Data items
****************************************

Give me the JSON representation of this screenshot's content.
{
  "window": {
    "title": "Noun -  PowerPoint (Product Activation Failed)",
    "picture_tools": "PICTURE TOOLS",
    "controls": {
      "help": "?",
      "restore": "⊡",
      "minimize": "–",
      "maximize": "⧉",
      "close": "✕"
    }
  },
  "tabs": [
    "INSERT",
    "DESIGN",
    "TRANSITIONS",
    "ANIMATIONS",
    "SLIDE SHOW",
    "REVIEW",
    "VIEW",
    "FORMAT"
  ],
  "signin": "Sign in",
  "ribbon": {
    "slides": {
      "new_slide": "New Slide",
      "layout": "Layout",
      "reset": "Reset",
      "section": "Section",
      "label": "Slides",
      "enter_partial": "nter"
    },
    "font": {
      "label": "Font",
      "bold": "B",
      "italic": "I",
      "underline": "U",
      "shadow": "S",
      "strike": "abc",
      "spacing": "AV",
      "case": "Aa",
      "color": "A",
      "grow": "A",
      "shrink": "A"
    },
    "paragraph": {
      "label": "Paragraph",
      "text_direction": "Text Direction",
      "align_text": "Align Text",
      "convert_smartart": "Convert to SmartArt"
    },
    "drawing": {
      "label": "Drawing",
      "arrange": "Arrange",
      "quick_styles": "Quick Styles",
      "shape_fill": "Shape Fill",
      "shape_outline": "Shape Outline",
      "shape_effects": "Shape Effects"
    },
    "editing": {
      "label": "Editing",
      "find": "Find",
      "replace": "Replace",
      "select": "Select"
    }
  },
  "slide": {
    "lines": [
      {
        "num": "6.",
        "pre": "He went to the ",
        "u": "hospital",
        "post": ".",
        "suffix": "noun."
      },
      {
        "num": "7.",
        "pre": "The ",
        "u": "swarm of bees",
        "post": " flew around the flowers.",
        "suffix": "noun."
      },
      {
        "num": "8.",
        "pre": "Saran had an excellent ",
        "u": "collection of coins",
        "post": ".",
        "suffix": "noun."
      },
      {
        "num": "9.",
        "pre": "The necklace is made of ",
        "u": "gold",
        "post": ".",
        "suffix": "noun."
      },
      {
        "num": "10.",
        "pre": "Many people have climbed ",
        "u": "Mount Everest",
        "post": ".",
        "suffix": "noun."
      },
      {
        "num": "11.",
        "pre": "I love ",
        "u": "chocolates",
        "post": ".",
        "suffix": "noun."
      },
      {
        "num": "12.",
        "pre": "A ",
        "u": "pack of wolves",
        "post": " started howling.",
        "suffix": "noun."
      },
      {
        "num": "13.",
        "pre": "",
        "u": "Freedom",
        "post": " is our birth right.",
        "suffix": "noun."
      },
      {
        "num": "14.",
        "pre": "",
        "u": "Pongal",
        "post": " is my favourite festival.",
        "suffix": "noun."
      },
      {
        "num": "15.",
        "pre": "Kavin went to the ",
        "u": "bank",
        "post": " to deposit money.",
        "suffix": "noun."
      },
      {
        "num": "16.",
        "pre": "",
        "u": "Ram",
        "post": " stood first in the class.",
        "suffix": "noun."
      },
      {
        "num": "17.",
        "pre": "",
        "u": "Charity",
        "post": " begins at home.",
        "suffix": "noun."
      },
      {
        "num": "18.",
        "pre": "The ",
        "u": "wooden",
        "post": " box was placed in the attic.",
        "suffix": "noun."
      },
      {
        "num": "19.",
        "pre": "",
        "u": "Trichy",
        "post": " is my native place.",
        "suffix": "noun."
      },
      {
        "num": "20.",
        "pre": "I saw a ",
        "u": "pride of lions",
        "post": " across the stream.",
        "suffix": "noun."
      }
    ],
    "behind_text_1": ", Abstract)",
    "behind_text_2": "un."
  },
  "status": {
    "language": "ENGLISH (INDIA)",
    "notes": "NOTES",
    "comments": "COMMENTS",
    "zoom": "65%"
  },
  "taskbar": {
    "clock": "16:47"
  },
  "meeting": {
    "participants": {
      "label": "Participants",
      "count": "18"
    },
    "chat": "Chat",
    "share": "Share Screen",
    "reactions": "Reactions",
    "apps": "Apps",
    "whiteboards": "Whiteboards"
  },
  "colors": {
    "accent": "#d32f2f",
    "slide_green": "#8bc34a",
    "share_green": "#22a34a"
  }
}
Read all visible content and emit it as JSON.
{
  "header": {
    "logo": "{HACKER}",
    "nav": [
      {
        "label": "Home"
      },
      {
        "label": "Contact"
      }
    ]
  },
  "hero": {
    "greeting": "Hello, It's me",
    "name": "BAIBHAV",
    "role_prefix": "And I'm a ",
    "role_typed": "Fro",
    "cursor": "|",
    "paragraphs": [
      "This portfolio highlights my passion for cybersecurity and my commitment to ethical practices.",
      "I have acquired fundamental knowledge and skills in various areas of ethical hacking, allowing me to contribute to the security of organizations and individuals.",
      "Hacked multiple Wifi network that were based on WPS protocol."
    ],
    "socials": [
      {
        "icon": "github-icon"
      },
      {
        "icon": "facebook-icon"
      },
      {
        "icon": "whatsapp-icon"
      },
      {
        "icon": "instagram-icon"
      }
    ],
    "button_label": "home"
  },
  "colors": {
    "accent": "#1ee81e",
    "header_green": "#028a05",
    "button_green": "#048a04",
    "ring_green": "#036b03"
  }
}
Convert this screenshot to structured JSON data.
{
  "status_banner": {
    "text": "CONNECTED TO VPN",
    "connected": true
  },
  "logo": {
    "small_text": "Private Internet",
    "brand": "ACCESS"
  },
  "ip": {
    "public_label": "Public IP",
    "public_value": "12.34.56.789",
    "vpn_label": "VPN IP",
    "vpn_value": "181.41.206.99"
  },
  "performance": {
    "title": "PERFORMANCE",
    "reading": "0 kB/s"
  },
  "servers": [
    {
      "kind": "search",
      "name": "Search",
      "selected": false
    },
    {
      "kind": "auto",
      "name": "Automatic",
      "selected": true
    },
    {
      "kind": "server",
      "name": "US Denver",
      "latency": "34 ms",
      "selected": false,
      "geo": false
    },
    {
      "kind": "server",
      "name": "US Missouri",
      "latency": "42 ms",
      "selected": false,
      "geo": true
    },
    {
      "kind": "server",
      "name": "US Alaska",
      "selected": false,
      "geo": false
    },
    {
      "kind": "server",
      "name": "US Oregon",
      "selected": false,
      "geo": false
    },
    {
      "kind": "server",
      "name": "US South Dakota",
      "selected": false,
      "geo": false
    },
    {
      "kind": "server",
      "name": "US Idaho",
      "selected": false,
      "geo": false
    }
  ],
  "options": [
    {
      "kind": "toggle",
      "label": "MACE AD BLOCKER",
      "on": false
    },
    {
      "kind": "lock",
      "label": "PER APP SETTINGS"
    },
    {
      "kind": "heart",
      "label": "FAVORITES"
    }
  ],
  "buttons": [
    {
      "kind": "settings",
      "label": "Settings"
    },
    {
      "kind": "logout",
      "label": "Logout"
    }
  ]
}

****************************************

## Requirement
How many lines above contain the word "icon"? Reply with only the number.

## Expected answer
4